The Challenge

At the other end of the malnutrition scale, obesity is one of today’s most blatantly visible – yet most neglected – public health problems. Paradoxically coexisting with undernutrition, an escalating global epidemic of overweight and obesity – “globesity” – is taking over many parts of the world. If immediate action is not taken, millions will suffer from an array of serious health disorders.

Obesity is a complex condition, one with serious social and psychological dimensions, that affects virtually all age and socioeconomic groups and threatens to overwhelm both developed and developing countries. In 1995, there were an estimated 200 million obese adults worldwide and another 18 million under-five children classified as overweight. As of 2000, the number of obese adults has increased to over 300 million. Contrary to conventional wisdom, the obesity epidemic is not restricted to industrialized societies; in developing countries, it is estimated that over 115 million people suffer from obesity-related problems.

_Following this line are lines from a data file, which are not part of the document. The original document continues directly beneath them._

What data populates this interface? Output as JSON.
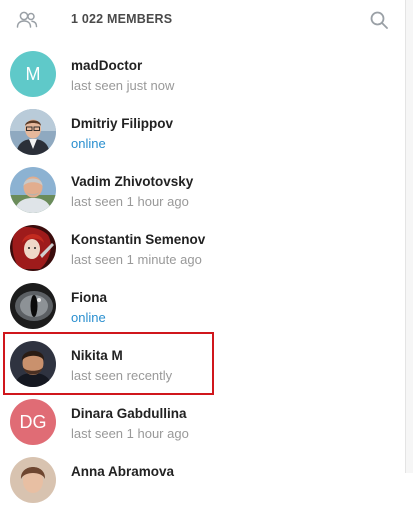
{
  "header": {
    "members_label": "1 022 MEMBERS",
    "people_icon": "people-icon",
    "search_icon": "search-icon"
  },
  "members": [
    {
      "name": "madDoctor",
      "status": "last seen just now",
      "online": false,
      "initials": "M",
      "avatar_color": "#5fc9c9"
    },
    {
      "name": "Dmitriy Filippov",
      "status": "online",
      "online": true,
      "initials": "",
      "avatar_color": "#6a8aa8"
    },
    {
      "name": "Vadim Zhivotovsky",
      "status": "last seen 1 hour ago",
      "online": false,
      "initials": "",
      "avatar_color": "#7ca4c4"
    },
    {
      "name": "Konstantin Semenov",
      "status": "last seen 1 minute ago",
      "online": false,
      "initials": "",
      "avatar_color": "#8a1c1c"
    },
    {
      "name": "Fiona",
      "status": "online",
      "online": true,
      "initials": "",
      "avatar_color": "#2e2e2e"
    },
    {
      "name": "Nikita M",
      "status": "last seen recently",
      "online": false,
      "initials": "",
      "avatar_color": "#3c3f4a"
    },
    {
      "name": "Dinara Gabdullina",
      "status": "last seen 1 hour ago",
      "online": false,
      "initials": "DG",
      "avatar_color": "#e06c75"
    },
    {
      "name": "Anna Abramova",
      "status": "",
      "online": false,
      "initials": "",
      "avatar_color": "#b07a5a"
    }
  ],
  "highlight_color": "#d0161c",
  "accent_color": "#2a8fcf"
}
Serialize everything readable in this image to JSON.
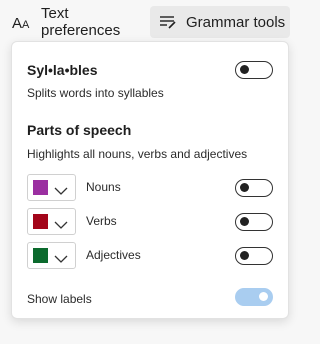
{
  "tabs": {
    "text_preferences": "Text preferences",
    "grammar_tools": "Grammar tools"
  },
  "syllables": {
    "title": "Syl•la•bles",
    "description": "Splits words into syllables",
    "enabled": false
  },
  "parts_of_speech": {
    "title": "Parts of speech",
    "description": "Highlights all nouns, verbs and adjectives",
    "rows": [
      {
        "label": "Nouns",
        "color": "#9b2fa1",
        "enabled": false
      },
      {
        "label": "Verbs",
        "color": "#a3051a",
        "enabled": false
      },
      {
        "label": "Adjectives",
        "color": "#0b6a2d",
        "enabled": false
      }
    ]
  },
  "show_labels": {
    "label": "Show labels",
    "enabled": true
  },
  "colors": {
    "toggle_on": "#a9cdf0",
    "active_tab_bg": "#e9e9e9"
  }
}
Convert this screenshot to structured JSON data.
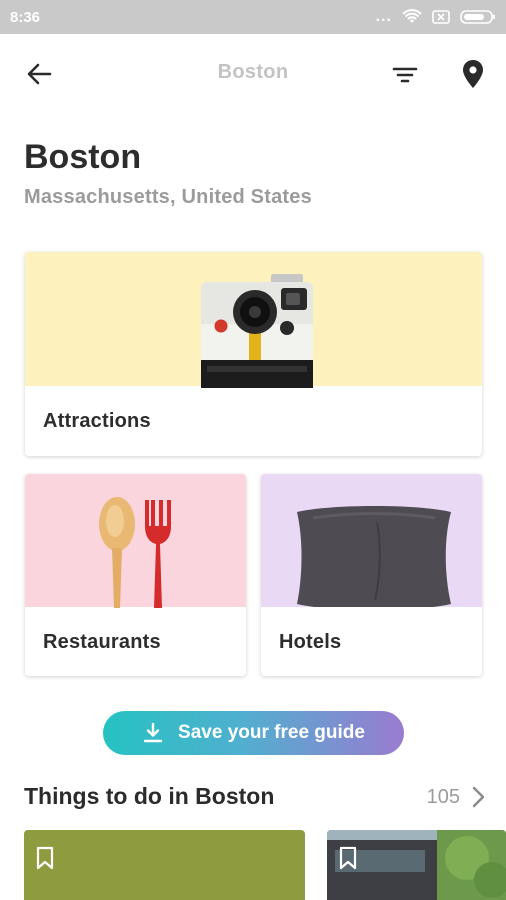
{
  "status_bar": {
    "time": "8:36",
    "dots": "...",
    "battery_icon": "battery-icon",
    "wifi_icon": "wifi-icon"
  },
  "app_bar": {
    "title": "Boston",
    "back_icon": "arrow-left-icon",
    "filter_icon": "filter-icon",
    "location_icon": "location-pin-icon"
  },
  "header": {
    "city": "Boston",
    "region": "Massachusetts, United States"
  },
  "categories": [
    {
      "label": "Attractions",
      "color": "#fdf2bd"
    },
    {
      "label": "Restaurants",
      "color": "#fbd5de"
    },
    {
      "label": "Hotels",
      "color": "#ead9f5"
    }
  ],
  "guide_button": {
    "label": "Save your free guide",
    "icon": "download-icon"
  },
  "things_to_do": {
    "title": "Things to do in Boston",
    "count": "105"
  }
}
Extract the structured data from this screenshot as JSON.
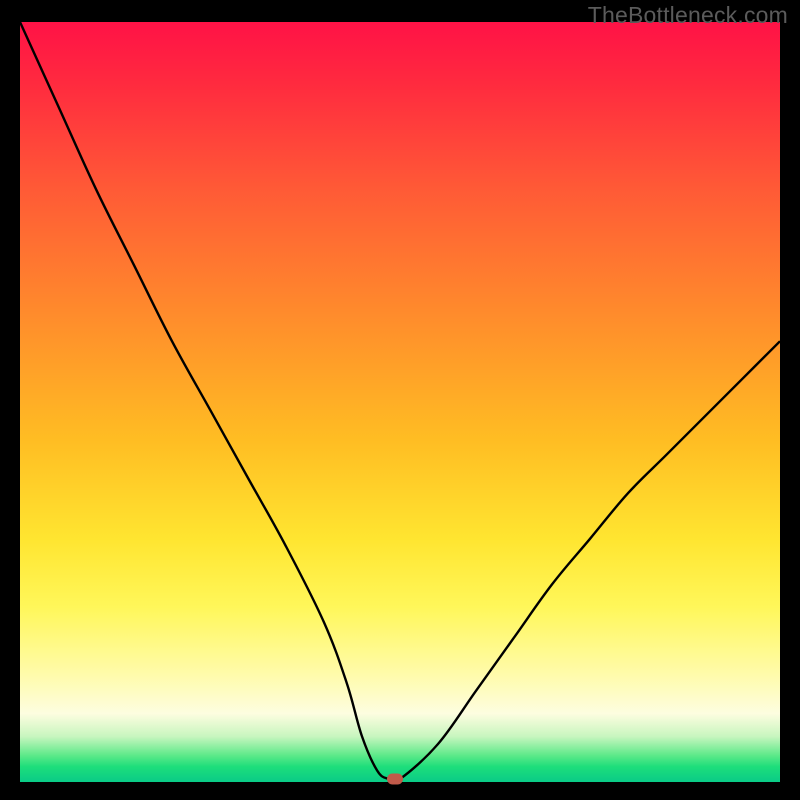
{
  "watermark": "TheBottleneck.com",
  "colors": {
    "curve": "#000000",
    "marker": "#c05a4a",
    "frame": "#000000",
    "gradient_top": "#ff1246",
    "gradient_bottom": "#0acb87"
  },
  "chart_data": {
    "type": "line",
    "title": "",
    "xlabel": "",
    "ylabel": "",
    "xlim": [
      0,
      100
    ],
    "ylim": [
      0,
      100
    ],
    "series": [
      {
        "name": "bottleneck_curve",
        "x": [
          0,
          5,
          10,
          15,
          20,
          25,
          30,
          35,
          40,
          43,
          45,
          47,
          48.5,
          50,
          55,
          60,
          65,
          70,
          75,
          80,
          85,
          90,
          95,
          100
        ],
        "values": [
          100,
          89,
          78,
          68,
          58,
          49,
          40,
          31,
          21,
          13,
          6,
          1.5,
          0.4,
          0.4,
          5,
          12,
          19,
          26,
          32,
          38,
          43,
          48,
          53,
          58
        ]
      }
    ],
    "marker": {
      "x": 49.3,
      "y": 0.35
    },
    "annotations": []
  }
}
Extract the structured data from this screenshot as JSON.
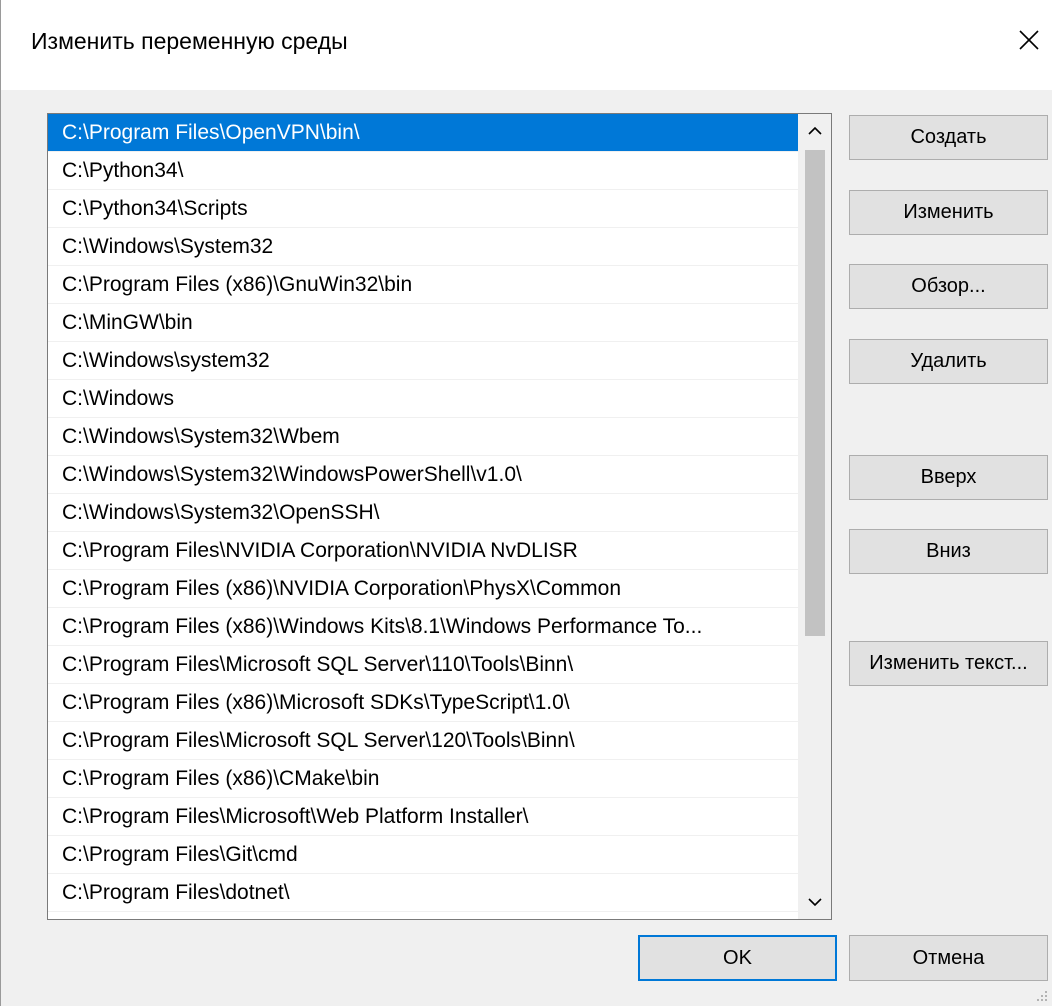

Generally, although men may have higher rates of overweight, women have higher rates of obesity. For both, obesity poses a major risk for serious diet-related noncommunicable diseases, including diabetes mellitus, cardiovascular disease, hypertension and stroke, and certain forms of cancer. Its health consequences range from increased risk of premature death to serious chronic conditions that reduce the overall quality of life.

The response:  making healthy choices easy choices

WHO began sounding the alarm in the 1990s, spearheading a series of expert and technical consultations. Public awareness campaigns were also initiated to sensitize policy-makers, private sector partners, medical professionals and the public at large. Aware that obesity is predominantly a “social and environmental disease,” WHO is helping to develop strategies that will make healthy choices easier to make. In collaboration with the University of Sydney (Australia), WHO is calculating the worldwide economic impact of overweight and obesity. It is also working with the University of Auckland (New Zealand) to analyse the impact that globalization and rapid socioeconomic transition have on nutrition and to identify the main political, socioeco-nomic, cultural and physical factors which promote obesogenic environments.”

:: Report of the Joint WHO/FAO Expert Consultation on Diet, Nutrition and the Prevention of Chronic Diseases (Geneva, 28 January – 1 February 2002) – WHO Technical Report Series No. 916

Scientific background papers: The background papers prepared for the joint WHO/FAO Expert Consultation on diet, nutrition and the prevention of chronic diseases (Geneva, 28 January – 1 February 2002) have been published in Public Health Nutrition, volume 7, number 1(A), February 2004

For more of the facts about the globesity epidemic, check out these obesity statistics.